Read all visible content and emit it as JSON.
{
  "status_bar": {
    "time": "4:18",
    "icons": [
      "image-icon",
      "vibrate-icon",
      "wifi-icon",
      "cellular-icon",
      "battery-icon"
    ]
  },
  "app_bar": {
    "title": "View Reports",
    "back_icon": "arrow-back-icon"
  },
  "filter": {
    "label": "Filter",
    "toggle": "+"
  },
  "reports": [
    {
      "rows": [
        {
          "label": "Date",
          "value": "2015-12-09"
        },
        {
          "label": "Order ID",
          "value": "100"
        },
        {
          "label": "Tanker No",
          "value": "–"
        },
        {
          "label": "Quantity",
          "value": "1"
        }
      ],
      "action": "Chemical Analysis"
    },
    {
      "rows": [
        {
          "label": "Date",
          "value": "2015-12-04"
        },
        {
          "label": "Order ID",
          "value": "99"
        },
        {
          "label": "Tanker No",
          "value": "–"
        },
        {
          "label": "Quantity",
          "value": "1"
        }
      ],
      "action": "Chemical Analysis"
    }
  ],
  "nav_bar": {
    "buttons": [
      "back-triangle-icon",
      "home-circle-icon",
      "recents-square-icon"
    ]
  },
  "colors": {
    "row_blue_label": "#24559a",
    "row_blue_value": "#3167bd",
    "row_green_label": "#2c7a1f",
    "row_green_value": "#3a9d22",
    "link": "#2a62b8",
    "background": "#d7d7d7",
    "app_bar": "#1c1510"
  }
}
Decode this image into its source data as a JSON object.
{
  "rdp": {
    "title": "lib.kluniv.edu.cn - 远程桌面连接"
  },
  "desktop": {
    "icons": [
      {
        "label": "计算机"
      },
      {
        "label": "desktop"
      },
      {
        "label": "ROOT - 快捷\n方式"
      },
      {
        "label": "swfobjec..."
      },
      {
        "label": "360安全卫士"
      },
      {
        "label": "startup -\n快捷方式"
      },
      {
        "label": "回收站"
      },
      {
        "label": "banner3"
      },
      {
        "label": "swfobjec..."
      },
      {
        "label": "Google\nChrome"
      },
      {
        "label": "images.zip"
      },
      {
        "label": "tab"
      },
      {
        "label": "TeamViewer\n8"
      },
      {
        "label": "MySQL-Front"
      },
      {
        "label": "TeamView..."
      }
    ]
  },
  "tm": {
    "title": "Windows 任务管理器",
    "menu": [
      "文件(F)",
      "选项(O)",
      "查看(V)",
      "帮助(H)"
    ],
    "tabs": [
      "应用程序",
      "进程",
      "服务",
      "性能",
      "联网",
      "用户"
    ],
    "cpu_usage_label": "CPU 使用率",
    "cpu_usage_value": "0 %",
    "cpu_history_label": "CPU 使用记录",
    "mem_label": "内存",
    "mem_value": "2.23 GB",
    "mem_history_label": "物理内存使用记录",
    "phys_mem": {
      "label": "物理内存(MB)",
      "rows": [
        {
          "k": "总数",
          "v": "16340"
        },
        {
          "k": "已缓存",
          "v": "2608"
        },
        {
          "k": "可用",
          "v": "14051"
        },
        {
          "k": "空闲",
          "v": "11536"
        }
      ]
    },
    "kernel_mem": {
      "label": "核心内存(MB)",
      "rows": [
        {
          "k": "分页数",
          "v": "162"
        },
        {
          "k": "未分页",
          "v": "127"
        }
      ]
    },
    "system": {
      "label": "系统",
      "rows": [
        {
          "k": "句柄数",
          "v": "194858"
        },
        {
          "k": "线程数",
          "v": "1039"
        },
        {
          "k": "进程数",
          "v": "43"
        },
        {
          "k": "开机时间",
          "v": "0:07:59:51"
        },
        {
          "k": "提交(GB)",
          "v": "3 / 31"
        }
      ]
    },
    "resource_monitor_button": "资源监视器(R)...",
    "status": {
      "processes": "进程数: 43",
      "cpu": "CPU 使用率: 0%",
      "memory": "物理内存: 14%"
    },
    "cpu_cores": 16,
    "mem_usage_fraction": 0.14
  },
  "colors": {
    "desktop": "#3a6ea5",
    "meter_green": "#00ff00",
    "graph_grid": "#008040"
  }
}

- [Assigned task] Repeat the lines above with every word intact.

- [Task response]
Read all visible content and emit it as JSON.
{
  "status_bar": {
    "time": "4:18",
    "icons": [
      "image-icon",
      "vibrate-icon",
      "wifi-icon",
      "cellular-icon",
      "battery-icon"
    ]
  },
  "app_bar": {
    "title": "View Reports",
    "back_icon": "arrow-back-icon"
  },
  "filter": {
    "label": "Filter",
    "toggle": "+"
  },
  "reports": [
    {
      "rows": [
        {
          "label": "Date",
          "value": "2015-12-09"
        },
        {
          "label": "Order ID",
          "value": "100"
        },
        {
          "label": "Tanker No",
          "value": "–"
        },
        {
          "label": "Quantity",
          "value": "1"
        }
      ],
      "action": "Chemical Analysis"
    },
    {
      "rows": [
        {
          "label": "Date",
          "value": "2015-12-04"
        },
        {
          "label": "Order ID",
          "value": "99"
        },
        {
          "label": "Tanker No",
          "value": "–"
        },
        {
          "label": "Quantity",
          "value": "1"
        }
      ],
      "action": "Chemical Analysis"
    }
  ],
  "nav_bar": {
    "buttons": [
      "back-triangle-icon",
      "home-circle-icon",
      "recents-square-icon"
    ]
  },
  "colors": {
    "row_blue_label": "#24559a",
    "row_blue_value": "#3167bd",
    "row_green_label": "#2c7a1f",
    "row_green_value": "#3a9d22",
    "link": "#2a62b8",
    "background": "#d7d7d7",
    "app_bar": "#1c1510"
  }
}
Decode this image into its source data as a JSON object.
{
  "rdp": {
    "title": "lib.kluniv.edu.cn - 远程桌面连接"
  },
  "desktop": {
    "icons": [
      {
        "label": "计算机"
      },
      {
        "label": "desktop"
      },
      {
        "label": "ROOT - 快捷\n方式"
      },
      {
        "label": "swfobjec..."
      },
      {
        "label": "360安全卫士"
      },
      {
        "label": "startup -\n快捷方式"
      },
      {
        "label": "回收站"
      },
      {
        "label": "banner3"
      },
      {
        "label": "swfobjec..."
      },
      {
        "label": "Google\nChrome"
      },
      {
        "label": "images.zip"
      },
      {
        "label": "tab"
      },
      {
        "label": "TeamViewer\n8"
      },
      {
        "label": "MySQL-Front"
      },
      {
        "label": "TeamView..."
      }
    ]
  },
  "tm": {
    "title": "Windows 任务管理器",
    "menu": [
      "文件(F)",
      "选项(O)",
      "查看(V)",
      "帮助(H)"
    ],
    "tabs": [
      "应用程序",
      "进程",
      "服务",
      "性能",
      "联网",
      "用户"
    ],
    "cpu_usage_label": "CPU 使用率",
    "cpu_usage_value": "0 %",
    "cpu_history_label": "CPU 使用记录",
    "mem_label": "内存",
    "mem_value": "2.23 GB",
    "mem_history_label": "物理内存使用记录",
    "phys_mem": {
      "label": "物理内存(MB)",
      "rows": [
        {
          "k": "总数",
          "v": "16340"
        },
        {
          "k": "已缓存",
          "v": "2608"
        },
        {
          "k": "可用",
          "v": "14051"
        },
        {
          "k": "空闲",
          "v": "11536"
        }
      ]
    },
    "kernel_mem": {
      "label": "核心内存(MB)",
      "rows": [
        {
          "k": "分页数",
          "v": "162"
        },
        {
          "k": "未分页",
          "v": "127"
        }
      ]
    },
    "system": {
      "label": "系统",
      "rows": [
        {
          "k": "句柄数",
          "v": "194858"
        },
        {
          "k": "线程数",
          "v": "1039"
        },
        {
          "k": "进程数",
          "v": "43"
        },
        {
          "k": "开机时间",
          "v": "0:07:59:51"
        },
        {
          "k": "提交(GB)",
          "v": "3 / 31"
        }
      ]
    },
    "resource_monitor_button": "资源监视器(R)...",
    "status": {
      "processes": "进程数: 43",
      "cpu": "CPU 使用率: 0%",
      "memory": "物理内存: 14%"
    },
    "cpu_cores": 16,
    "mem_usage_fraction": 0.14
  },
  "colors": {
    "desktop": "#3a6ea5",
    "meter_green": "#00ff00",
    "graph_grid": "#008040"
  }
}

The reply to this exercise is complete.